You made need a rope before jumping off the Fiscal Cliff

The economy is still not doing that well, the Fiscal Cliff is looming, and large companies still continue to pinch their pennies. So why are many publicly traded companies ready and willing to give their extra cash away? Good question…

In the recent weeks, in the light of the looming Fiscal Cliff where many believe Congress will not be able to reach a resolution and the dividend tax rate will jump (among other things), people are starting to get a bit greedy…or cautious, or weird…and some publicly traded companies are declaring large special dividends to their shareholders, which in some cases also means the CEO pads his pocket too along with all other employee-owners.

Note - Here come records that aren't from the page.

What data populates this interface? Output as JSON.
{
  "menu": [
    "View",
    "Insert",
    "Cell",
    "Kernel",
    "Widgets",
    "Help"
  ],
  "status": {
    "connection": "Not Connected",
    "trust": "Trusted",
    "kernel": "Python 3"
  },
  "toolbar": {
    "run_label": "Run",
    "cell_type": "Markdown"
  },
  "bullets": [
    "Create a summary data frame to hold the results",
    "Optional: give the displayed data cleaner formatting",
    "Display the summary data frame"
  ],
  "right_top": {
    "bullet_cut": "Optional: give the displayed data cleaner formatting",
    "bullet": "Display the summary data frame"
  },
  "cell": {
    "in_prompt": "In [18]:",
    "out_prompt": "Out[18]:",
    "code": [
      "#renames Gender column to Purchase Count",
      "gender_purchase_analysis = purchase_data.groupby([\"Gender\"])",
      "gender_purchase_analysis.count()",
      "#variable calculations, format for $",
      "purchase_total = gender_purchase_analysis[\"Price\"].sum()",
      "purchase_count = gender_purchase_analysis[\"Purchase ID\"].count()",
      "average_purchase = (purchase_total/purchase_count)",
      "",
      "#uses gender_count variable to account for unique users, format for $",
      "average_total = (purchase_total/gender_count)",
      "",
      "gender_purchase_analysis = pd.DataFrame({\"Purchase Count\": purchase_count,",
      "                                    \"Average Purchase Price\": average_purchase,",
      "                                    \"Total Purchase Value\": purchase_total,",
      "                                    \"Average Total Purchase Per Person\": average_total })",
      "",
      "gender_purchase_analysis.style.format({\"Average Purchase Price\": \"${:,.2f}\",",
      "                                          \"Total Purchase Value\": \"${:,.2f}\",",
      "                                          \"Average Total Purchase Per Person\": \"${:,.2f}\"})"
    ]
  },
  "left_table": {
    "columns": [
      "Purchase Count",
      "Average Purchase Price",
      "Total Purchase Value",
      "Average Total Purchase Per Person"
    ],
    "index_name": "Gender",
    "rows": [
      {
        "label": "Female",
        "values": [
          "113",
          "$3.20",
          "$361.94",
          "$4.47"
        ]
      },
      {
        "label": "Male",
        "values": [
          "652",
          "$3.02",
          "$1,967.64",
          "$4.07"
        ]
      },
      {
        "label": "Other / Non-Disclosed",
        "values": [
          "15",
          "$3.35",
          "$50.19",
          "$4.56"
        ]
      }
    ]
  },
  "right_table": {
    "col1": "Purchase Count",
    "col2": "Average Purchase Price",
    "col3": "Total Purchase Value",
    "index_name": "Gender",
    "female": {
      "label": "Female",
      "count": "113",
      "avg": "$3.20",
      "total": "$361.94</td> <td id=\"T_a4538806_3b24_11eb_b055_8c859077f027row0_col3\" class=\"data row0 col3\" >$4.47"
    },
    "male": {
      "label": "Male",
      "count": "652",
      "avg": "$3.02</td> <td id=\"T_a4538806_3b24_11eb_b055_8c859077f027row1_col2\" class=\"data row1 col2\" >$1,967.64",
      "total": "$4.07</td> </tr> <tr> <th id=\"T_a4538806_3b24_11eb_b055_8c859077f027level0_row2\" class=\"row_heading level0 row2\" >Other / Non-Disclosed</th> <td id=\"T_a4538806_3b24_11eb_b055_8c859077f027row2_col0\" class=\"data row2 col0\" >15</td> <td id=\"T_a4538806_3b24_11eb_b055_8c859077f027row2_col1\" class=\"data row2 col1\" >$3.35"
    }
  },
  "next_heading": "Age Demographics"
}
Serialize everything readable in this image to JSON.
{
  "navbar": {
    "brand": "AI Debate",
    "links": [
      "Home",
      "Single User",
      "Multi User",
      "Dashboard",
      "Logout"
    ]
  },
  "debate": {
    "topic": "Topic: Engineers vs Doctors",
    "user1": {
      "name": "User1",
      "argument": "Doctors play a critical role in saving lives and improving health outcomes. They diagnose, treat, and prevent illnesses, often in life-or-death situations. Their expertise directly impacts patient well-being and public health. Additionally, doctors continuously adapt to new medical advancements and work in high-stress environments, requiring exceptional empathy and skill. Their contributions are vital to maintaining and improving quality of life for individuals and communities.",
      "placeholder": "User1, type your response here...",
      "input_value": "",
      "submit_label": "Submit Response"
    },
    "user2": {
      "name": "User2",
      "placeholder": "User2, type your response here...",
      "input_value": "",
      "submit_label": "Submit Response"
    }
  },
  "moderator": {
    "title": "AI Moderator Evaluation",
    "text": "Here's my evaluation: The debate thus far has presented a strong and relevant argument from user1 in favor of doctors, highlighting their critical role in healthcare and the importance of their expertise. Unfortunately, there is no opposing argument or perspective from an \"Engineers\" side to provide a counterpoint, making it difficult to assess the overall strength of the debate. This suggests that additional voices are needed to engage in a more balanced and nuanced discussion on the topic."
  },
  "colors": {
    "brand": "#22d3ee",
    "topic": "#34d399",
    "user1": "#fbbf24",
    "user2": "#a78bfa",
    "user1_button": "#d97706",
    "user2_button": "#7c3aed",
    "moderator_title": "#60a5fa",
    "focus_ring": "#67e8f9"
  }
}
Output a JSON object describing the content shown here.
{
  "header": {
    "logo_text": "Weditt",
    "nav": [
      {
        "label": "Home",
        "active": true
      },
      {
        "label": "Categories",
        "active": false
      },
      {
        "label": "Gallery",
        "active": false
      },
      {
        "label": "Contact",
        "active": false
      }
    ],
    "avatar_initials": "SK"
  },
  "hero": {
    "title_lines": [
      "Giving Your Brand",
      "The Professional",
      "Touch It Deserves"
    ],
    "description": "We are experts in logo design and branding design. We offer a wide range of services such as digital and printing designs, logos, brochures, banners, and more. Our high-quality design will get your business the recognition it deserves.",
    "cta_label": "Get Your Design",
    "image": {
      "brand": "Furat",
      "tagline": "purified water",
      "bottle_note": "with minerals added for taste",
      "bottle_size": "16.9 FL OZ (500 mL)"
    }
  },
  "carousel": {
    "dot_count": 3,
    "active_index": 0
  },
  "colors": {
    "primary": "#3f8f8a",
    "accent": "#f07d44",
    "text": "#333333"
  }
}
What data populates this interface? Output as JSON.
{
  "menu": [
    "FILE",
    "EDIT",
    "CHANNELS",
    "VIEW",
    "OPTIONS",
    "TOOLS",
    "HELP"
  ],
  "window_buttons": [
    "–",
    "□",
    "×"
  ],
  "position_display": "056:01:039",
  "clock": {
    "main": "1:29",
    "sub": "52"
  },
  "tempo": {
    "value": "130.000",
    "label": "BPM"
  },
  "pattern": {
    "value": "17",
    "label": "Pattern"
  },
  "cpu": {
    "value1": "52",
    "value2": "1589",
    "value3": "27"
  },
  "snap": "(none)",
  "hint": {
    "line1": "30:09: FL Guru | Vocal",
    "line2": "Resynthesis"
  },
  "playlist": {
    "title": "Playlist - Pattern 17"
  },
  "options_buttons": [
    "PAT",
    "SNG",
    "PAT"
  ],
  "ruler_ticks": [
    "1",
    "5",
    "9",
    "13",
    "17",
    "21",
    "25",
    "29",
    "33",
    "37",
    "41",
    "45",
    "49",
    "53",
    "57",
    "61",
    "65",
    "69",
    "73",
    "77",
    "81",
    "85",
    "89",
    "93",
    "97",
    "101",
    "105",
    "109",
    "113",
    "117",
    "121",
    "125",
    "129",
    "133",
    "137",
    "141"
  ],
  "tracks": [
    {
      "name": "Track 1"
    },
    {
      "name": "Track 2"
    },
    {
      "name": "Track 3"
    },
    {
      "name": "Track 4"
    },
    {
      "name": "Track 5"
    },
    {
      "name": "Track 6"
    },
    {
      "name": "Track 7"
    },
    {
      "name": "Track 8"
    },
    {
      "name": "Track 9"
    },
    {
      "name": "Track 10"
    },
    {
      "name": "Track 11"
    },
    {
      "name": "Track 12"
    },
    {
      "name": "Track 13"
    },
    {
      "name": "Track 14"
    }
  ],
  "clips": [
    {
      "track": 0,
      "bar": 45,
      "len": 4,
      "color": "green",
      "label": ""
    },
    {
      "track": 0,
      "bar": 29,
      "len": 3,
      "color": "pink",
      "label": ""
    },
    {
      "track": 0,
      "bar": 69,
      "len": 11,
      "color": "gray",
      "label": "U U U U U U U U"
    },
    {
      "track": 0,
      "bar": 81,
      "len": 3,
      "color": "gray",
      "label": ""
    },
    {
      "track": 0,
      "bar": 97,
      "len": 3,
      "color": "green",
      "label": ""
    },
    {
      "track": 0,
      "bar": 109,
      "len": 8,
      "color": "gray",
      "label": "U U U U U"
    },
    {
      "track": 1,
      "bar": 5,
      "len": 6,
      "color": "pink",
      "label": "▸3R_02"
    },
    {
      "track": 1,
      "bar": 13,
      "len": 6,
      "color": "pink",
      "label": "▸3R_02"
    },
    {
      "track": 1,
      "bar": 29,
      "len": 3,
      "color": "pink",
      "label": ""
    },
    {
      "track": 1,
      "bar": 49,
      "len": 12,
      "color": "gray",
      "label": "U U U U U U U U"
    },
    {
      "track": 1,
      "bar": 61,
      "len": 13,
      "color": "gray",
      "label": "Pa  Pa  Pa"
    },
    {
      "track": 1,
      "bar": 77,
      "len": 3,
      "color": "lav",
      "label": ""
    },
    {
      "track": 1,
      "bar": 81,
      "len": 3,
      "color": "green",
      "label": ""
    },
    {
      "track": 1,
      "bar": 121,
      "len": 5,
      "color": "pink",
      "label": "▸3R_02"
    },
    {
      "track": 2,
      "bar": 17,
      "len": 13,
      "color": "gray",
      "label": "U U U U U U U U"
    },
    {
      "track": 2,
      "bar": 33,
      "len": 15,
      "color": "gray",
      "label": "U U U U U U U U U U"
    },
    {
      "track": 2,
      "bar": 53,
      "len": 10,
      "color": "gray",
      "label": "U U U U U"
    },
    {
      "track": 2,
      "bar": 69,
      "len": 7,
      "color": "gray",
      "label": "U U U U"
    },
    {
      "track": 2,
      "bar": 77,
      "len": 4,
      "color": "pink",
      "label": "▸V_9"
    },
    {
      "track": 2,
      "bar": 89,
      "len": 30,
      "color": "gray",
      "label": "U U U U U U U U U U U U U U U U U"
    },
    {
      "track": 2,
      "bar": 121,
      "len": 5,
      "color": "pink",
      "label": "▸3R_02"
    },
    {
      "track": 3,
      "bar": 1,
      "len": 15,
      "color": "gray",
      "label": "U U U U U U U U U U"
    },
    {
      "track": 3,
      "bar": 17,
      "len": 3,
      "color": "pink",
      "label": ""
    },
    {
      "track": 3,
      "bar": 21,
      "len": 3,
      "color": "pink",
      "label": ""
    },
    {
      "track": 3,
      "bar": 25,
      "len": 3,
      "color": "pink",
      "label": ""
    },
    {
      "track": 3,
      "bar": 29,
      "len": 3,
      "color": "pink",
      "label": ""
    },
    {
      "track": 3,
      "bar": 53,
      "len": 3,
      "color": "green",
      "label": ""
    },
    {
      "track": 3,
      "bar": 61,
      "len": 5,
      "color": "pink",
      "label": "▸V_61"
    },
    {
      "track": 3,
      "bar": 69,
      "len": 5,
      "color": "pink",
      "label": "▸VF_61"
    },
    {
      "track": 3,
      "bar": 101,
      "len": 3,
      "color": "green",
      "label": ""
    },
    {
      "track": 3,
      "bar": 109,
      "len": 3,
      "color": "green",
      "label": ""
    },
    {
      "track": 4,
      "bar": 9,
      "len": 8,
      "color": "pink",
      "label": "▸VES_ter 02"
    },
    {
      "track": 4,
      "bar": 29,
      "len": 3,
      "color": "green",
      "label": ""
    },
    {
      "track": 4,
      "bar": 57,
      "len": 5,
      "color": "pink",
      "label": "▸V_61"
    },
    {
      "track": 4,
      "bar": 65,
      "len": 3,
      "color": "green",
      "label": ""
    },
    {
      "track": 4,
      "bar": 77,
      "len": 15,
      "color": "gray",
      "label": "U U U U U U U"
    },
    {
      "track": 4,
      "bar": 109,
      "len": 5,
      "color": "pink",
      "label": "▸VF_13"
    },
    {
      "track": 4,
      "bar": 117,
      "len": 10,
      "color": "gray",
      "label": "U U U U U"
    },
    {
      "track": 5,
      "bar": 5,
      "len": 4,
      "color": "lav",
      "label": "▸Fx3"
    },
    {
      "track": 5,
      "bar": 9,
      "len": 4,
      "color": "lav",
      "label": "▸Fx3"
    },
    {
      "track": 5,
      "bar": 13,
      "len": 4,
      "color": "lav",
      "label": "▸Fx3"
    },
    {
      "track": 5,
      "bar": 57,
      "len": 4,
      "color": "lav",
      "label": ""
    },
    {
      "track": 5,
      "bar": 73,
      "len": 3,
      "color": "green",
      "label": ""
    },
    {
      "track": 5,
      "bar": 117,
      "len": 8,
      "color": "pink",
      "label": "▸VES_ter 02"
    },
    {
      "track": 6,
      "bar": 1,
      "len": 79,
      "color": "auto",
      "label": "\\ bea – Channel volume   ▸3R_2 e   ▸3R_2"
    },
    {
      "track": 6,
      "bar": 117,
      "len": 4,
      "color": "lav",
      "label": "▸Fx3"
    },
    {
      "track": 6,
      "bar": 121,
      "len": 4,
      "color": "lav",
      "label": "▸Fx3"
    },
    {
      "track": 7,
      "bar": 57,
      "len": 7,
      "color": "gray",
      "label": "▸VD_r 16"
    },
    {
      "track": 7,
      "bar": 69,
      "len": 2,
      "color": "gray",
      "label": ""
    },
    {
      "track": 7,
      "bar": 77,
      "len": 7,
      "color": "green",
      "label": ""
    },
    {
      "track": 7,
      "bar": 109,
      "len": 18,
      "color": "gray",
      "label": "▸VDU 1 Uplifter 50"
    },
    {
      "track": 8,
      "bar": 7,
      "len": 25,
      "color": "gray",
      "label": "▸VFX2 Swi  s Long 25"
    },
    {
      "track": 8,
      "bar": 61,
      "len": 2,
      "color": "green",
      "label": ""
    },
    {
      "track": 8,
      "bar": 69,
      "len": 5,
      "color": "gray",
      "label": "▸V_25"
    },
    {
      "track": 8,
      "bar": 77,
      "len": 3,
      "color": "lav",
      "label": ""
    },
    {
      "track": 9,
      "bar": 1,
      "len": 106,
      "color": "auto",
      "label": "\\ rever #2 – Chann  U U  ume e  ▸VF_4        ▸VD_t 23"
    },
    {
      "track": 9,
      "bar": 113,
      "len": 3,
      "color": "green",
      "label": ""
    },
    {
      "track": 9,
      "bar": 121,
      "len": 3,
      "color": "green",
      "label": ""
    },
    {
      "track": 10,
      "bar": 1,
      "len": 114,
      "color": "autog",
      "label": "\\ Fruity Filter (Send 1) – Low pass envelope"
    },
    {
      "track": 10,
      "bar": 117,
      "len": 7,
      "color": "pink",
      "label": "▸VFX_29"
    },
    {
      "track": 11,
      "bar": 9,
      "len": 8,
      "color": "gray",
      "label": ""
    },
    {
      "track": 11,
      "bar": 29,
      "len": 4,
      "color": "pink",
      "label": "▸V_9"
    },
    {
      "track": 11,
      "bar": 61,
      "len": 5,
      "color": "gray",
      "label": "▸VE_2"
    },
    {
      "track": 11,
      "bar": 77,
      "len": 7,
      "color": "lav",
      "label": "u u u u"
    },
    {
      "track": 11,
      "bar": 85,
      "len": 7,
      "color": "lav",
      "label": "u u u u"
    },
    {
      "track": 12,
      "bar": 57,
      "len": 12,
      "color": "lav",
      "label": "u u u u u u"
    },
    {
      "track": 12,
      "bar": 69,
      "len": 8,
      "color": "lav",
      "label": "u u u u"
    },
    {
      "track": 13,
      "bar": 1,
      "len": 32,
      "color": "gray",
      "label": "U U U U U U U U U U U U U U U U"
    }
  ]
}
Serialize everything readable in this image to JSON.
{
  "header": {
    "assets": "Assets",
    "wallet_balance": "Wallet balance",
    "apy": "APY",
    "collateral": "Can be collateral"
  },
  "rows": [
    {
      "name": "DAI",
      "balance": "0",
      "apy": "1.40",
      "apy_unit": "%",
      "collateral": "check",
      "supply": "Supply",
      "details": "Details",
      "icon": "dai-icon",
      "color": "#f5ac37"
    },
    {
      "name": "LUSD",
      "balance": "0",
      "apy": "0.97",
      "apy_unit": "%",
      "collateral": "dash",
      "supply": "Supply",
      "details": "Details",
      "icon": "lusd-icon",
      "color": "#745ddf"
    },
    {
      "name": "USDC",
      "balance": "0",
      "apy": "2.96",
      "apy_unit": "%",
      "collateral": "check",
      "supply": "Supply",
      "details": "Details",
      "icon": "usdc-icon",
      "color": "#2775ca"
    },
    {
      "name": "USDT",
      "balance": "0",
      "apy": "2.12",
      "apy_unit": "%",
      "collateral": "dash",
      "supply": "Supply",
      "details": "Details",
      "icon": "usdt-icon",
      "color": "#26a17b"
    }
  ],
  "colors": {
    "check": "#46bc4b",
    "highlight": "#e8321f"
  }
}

The most recent case in the 68 cases known so far is that of Costco. The big-discount, warehouse style retailer just recently announced $3 Billion in Special Dividends to be paid in December bringing the payout to $7/share versus the regular dividend rate of just $1.10/share. This will of course make for many happy shareholders as it will prevent them from paying a higher tax on their dividend returns should the tax rate increase next year. It will also have the effect of reducing Costco’s $5 Billion in cash before any fiscal uncertainty of next year. Experts suspect the likes of Bed Bath & Beyond, Staples, and Williams Sonoma to soon join the ranks (WSJ).

We are also likely to see companies move up their dividend distribution date from 2013 to 2012 to ensure payout to shareholders with the current discounted tax rate instead of risking uncertainty of next year. Wal-Mart is a big proponent of this strategy, and we are sure to see similar stories before the end of the year.

In addition, some market analysts are calling for a bullish market no matter what the outcome of the Fiscal Cliff is. Since Government spending will no-doubt decrease, the bond rates remain flat; the only chance of a strong return on investment is to go with stock. This is playing right into the hands of many mature companies looking to excel in the near-term.

Again, looking at Costco; they borrowed $2 of the $3 Billion used to pay the special dividend, but they also have plans to expand their stores and distribution centers. They are looking to expand business, not decrease it despite taking on some additional debt and decreasing their credit rating from A+ to AA-. The outcome looks the same for other large retailers like Wal-Mart and Home Depot. As investment options narrow, new business strategy takes hold. (Barrons)

As we near next year and the uncertainty of our fiscal policies seem no better defined, these trends will continue for companies that are cash heavy with stable growth. We will continue to see special dividends distributed to aid those favored with stock options, distribution dates moved forward, and stocks preferred over many other short-term investments. Only time will tell how they all fair. (Yahoo)

Other Sources: